Within this frame of reference, when the subject for discussion was not whether Poland or the Czech Republic would become members of NATO, but the security of our western borders and relations with NATO as a whole, Russia’s negotiating position was logical and convincing. It demonstrated the pointlessness of abstract speculation about the possible deployment of tactical nuclear weapons on the territory of the potential new members of the alliance. As a result, the famous “three no’s” formula appeared, of which the third component–“no reason”–is the most significant.
A window of opportunity has opened up for Russia and NATO, giving them the opportunity, over the next four or five years, to provide constructive substance to the structures envisaged by the Paris agreement, so as to avoid a new round in the crisis of their relationship.

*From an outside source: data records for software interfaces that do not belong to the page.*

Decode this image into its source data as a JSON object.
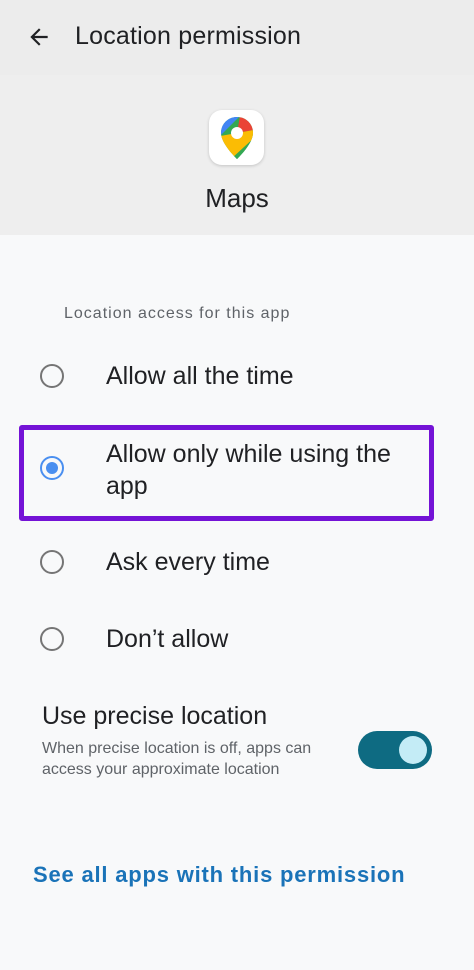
{
  "topbar": {
    "back_icon": "arrow-left-icon",
    "title": "Location permission"
  },
  "app": {
    "icon": "google-maps-icon",
    "name": "Maps"
  },
  "section": {
    "label": "Location access for this app"
  },
  "options": [
    {
      "label": "Allow all the time",
      "selected": false
    },
    {
      "label": "Allow only while using the app",
      "selected": true
    },
    {
      "label": "Ask every time",
      "selected": false
    },
    {
      "label": "Don’t allow",
      "selected": false
    }
  ],
  "precise": {
    "title": "Use precise location",
    "description": "When precise location is off, apps can access your approximate location",
    "enabled": true
  },
  "footer": {
    "link_label": "See all apps with this permission"
  },
  "colors": {
    "accent_radio": "#4a8ff0",
    "toggle_track": "#0e6b82",
    "link": "#1a73b8",
    "highlight": "#7413d6"
  }
}
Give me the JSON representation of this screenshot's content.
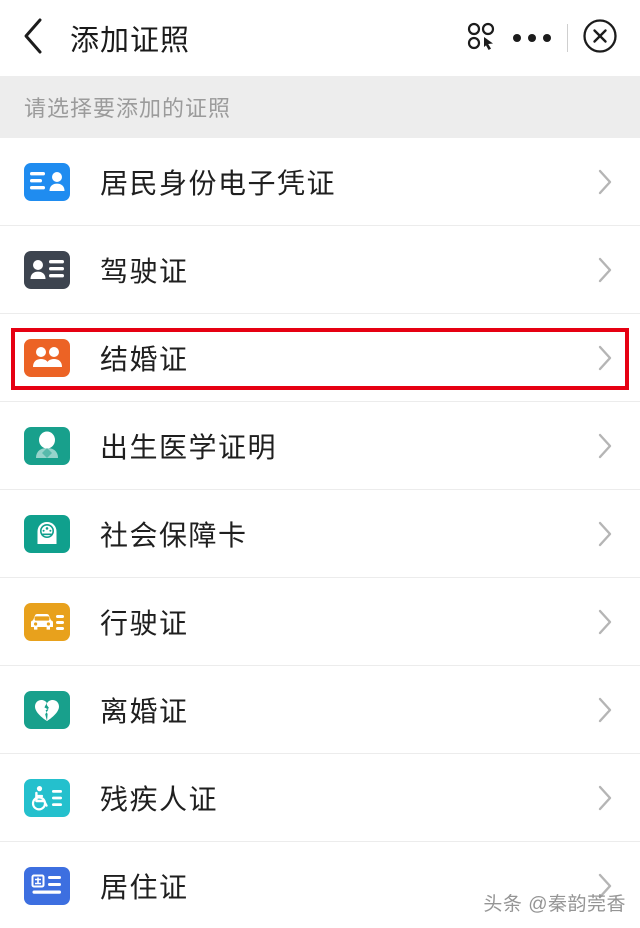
{
  "header": {
    "title": "添加证照",
    "back_icon": "chevron-left-icon",
    "mini_program_icon": "mini-program-menu-icon",
    "more_icon": "more-dots-icon",
    "close_icon": "close-circle-icon"
  },
  "section": {
    "label": "请选择要添加的证照"
  },
  "list": {
    "items": [
      {
        "label": "居民身份电子凭证",
        "icon": "id-card-icon",
        "icon_color": "#1f8cf0",
        "chevron": "chevron-right-icon",
        "highlighted": false
      },
      {
        "label": "驾驶证",
        "icon": "driver-license-icon",
        "icon_color": "#3d444f",
        "chevron": "chevron-right-icon",
        "highlighted": false
      },
      {
        "label": "结婚证",
        "icon": "couple-icon",
        "icon_color": "#ec6325",
        "chevron": "chevron-right-icon",
        "highlighted": true
      },
      {
        "label": "出生医学证明",
        "icon": "baby-icon",
        "icon_color": "#18a08c",
        "chevron": "chevron-right-icon",
        "highlighted": false
      },
      {
        "label": "社会保障卡",
        "icon": "social-security-emblem-icon",
        "icon_color": "#10a08d",
        "chevron": "chevron-right-icon",
        "highlighted": false
      },
      {
        "label": "行驶证",
        "icon": "vehicle-license-icon",
        "icon_color": "#e8a11c",
        "chevron": "chevron-right-icon",
        "highlighted": false
      },
      {
        "label": "离婚证",
        "icon": "broken-heart-icon",
        "icon_color": "#18a08c",
        "chevron": "chevron-right-icon",
        "highlighted": false
      },
      {
        "label": "残疾人证",
        "icon": "wheelchair-icon",
        "icon_color": "#24c0cd",
        "chevron": "chevron-right-icon",
        "highlighted": false
      },
      {
        "label": "居住证",
        "icon": "residence-permit-icon",
        "icon_color": "#3d6fe0",
        "chevron": "chevron-right-icon",
        "highlighted": false
      }
    ]
  },
  "highlight": {
    "color": "#e60012"
  },
  "watermark": {
    "text": "头条 @秦韵莞香"
  }
}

Both sides have an objective interest in this, above all because their geopolitical existence in the next century is certainly not limited to contemplation of each other. Not just because of its geography, but also because of its history and culture, Russia is fated to be directly involved with all the main centers of world civilization of the 21st century.
Russia will have to build relations with each of these centers based on its own national interests and, preferably, with minimum strain on its limited resources. We will simply be unable to afford the luxury of declaring any of these centers to be a potential enemy or a favored ally from the outset, nor will we have the right to involve ourselves in any sort of quasi-ideological crusade, be it anti-American or anti-Moslem. Russia is more predisposed towards playing the role of mediator between civilizations in the next century. Herein, perhaps, lies the enigmatic Russian Idea.

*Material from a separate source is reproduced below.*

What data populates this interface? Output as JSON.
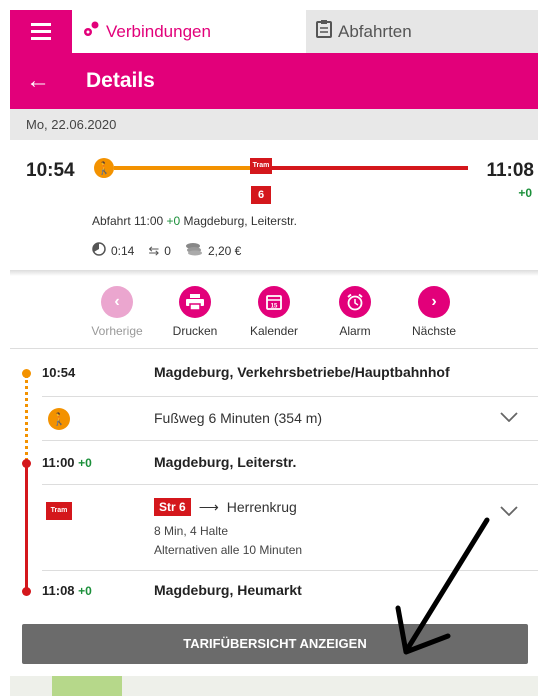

“Multipolarity” is one of the favorite phrases in our diplomatic glossary of concepts. Multipolarity is sometimes used here as a euphemism for anti-Americanism, but it seems that the foreign ministry’s understanding of multipolarity is rather richer in content. It sees Russia not as a fortress besieged on all sides by its enemies, but as a player on the world political scene, involved in dialog equally with all its neighbors, many of whom are in complex competition with each other.
However, as regards relations with NATO, the last year has been wasted rather than used. Forgetting about the lessons of the last crisis, Moscow and Brussels are repeating previous mistakes.
In its official statements, Moscow places at the center of its relations with NATO the problem of the Baltic countries’ possible membership in NATO, getting itself into a corner again as it did with the first wave of expansion. The character of relations between Russia and NATO as a whole and the changing nature of the organization: these questions much more important for Russia’s security than whether a particular country is a member of NATO or not, and it is on these that Russia should focus its energy in its dialog with NATO.
At the Vienna talks on the modification of the CFE treaty, the NATO countries are fighting for every superfluous tank and every superfluous gun, failing to understand that with their conventional superiority of 4:1 they can concede more towards Russia’s wishes than even Russia itself is suggesting at the talks. Changing the perception of NATO among the professional analysts of Russia’s General Staff is much more important for the organization than maintaining the mountains of weapons stockpiled for the third world war that never happened.
Let us hope that by the second anniversary of the “Framework Act” both Moscow and Brussels will have more justification for talking about the widening window of opportunities taken.
Andrei Piontkovsky heads the Center for Strategic Studies, a Moscow-based think-tank.